Bussey testified that he then called to have the ambulance dispatched.
MacDonald said he contacted the RCMP again. A few minutes later, when the cap. Fiset arrived, Maniyogena lay unconscious.
Fiset and MacDonald put Maniyogena in the back of Fiset’s police vehicle. MacDonald testified that he told Fiset what had happened and that an ambulance was on the way.
But in his testimony, Fiset said he was never told the health center was called or an ambulance was dispatched. He also testified that Maniyogena was conscious and responsive, although intoxicated.
Both Fiset and MacDonald said they then drove Maniyogena to the detachment and put him in a cell.
“He was fine”
On Thursday, the inquest heard from Shannon Case, a community member who volunteered to drive the community ambulance that day.
Case said she first drove to where MacDonald’s truck was, but didn’t see anyone. She said she then called Bussey to find out where she needed to go.
Bussey said he then called Fiset who told him that Maniyogena had been brought to the detachment and placed in a cell. Bussey said he asked about his condition and whether he needed treatment. He said Fiset told him he was “fine.”
“My main concern was whether he was conscious or not. [Fiset] said he was walking and talking,” Bussey said.
Bussey said Fiset told him Maniyogena didn’t need to be seen by a nurse right away.
When asked why he didn’t argue with Fiset, after being told by MacDonald that Maniyogena was unconscious, Bussey said he assumed the bylaws officer was just new and inexperienced. Fiset, on the other hand, was a very experienced policeman, Bussey said.
“[MacDonald] panicked, he was new… I accepted [Fiset’s] live. I trusted his assessment,” he testified.

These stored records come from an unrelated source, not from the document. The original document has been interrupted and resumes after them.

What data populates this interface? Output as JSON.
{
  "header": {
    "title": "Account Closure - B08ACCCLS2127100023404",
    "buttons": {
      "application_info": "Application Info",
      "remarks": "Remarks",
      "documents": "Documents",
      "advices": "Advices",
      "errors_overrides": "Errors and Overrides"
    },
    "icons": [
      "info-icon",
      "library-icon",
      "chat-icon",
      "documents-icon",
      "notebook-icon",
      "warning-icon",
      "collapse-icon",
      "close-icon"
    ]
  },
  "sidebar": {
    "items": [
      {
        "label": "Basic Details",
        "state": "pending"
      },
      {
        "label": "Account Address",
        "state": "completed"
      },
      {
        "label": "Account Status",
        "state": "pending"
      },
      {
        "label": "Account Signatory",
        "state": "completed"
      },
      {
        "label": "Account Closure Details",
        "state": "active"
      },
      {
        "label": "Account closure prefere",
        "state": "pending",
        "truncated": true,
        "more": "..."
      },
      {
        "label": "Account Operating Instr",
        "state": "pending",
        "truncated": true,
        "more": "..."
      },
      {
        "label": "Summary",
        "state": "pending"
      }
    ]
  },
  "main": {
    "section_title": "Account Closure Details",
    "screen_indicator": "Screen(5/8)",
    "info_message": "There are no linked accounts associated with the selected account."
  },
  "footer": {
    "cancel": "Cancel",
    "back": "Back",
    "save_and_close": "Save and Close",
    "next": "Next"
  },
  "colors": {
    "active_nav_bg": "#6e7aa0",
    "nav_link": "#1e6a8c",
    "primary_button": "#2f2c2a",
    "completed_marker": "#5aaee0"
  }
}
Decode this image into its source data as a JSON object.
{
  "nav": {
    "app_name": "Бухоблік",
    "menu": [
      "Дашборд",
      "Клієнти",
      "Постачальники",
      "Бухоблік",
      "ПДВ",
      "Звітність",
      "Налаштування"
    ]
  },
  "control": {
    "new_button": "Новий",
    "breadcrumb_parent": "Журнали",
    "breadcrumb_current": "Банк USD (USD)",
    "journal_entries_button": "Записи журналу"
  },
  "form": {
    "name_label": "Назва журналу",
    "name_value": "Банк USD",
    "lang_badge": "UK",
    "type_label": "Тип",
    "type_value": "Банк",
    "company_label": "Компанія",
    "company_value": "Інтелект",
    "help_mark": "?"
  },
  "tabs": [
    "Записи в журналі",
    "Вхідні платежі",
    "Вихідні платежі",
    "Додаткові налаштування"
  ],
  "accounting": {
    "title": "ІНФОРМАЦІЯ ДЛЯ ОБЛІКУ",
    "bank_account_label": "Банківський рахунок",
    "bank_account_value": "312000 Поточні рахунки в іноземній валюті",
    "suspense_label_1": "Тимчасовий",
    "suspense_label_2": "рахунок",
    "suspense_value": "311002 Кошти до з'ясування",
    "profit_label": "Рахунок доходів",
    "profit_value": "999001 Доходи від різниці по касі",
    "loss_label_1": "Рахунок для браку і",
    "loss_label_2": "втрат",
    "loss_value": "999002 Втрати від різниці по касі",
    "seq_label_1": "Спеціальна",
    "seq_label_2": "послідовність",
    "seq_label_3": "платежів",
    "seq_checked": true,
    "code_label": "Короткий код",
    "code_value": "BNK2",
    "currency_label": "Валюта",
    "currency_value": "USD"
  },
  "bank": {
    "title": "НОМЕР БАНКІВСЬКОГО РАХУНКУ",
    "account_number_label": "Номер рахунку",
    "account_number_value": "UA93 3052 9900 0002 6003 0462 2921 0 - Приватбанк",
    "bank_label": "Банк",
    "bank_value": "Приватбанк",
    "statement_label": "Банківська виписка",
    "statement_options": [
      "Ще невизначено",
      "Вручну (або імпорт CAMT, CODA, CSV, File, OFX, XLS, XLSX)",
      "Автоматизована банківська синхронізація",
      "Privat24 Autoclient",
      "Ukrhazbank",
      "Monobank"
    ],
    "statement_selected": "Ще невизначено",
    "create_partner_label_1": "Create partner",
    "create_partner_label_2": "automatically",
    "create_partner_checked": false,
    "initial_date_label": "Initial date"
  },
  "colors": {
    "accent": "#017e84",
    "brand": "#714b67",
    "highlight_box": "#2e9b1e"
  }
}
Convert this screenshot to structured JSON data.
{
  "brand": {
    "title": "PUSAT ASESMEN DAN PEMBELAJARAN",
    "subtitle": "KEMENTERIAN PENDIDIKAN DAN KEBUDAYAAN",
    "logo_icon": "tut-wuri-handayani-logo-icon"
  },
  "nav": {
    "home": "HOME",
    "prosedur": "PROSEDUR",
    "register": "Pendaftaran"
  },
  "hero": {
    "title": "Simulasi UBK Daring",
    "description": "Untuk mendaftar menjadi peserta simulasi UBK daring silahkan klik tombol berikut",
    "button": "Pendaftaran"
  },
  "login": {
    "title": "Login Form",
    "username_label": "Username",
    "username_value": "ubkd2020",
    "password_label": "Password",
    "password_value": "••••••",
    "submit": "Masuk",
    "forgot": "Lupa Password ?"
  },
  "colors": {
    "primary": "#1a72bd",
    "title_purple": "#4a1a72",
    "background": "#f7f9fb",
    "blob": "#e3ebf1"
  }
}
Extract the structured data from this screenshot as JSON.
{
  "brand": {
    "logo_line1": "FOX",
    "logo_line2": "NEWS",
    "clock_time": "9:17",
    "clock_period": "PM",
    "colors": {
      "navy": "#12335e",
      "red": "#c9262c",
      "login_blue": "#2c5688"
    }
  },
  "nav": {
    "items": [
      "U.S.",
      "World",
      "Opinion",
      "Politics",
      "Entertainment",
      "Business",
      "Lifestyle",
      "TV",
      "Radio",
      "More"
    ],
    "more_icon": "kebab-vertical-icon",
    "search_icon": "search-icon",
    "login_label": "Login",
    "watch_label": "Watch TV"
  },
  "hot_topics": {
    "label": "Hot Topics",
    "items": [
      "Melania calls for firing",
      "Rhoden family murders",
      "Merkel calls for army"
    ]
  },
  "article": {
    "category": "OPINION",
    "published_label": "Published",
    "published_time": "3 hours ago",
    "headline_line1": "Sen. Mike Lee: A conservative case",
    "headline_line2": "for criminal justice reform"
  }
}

But Fiset gave a completely different recollection of the events. He testified that he was the one who called Bussey about Maniyogena’s condition. He told the inquest it was Bussey who determined that Maniyogena did not need immediate medical intervention.
Fiset said he was never aware of Maniyogena’s head injury and was only worried about the cut above his eye. He said Bussey told him to wait until Maniyogena “sobered up” before taking him to the health center.
“It’s the medical experts,” Fiset said. “I’m not.”
But Bussey testified that waiting until someone had sobered up to examine him wasn’t ‘best practice’ and he didn’t believe it had ever happened in his seven years working as a nurse in Nunavut. .
In his testimony, Fiset said Maniyogena was sensitive when brought into cells. MacDonald, on the other hand, said he never saw Maniyogena regain consciousness after jumping out of the vehicle window.
Kugluktuk RCMP Detachment surveillance video shown to the inquest showed Maniyogena lying motionless on the floor of the cell as officers removed his clothes and wiped the blood above his eye.
Need for immediate medical attention
On Thursday, the inquest also heard from an expert witness, Dr Harold O’Connor, a specialist in emergency medicine.
O’Connor testified that Maniyogena needed medical attention immediately after he fell from the truck, which drew a round of applause from members of the public attending the inquest.
O’Connor said the level of consciousness Maniyogena would have shown immediately after his fall, and while he was placed in a cell, should have prompted law enforcement to get him medical attention.
O’Connor also recommended that vehicles used to transport prisoners be equipped to ensure prisoners are safe and cannot walk out on their own.
The jury is expected to begin deliberations on Friday to come up with non-binding recommendations on how to prevent similar deaths in the future.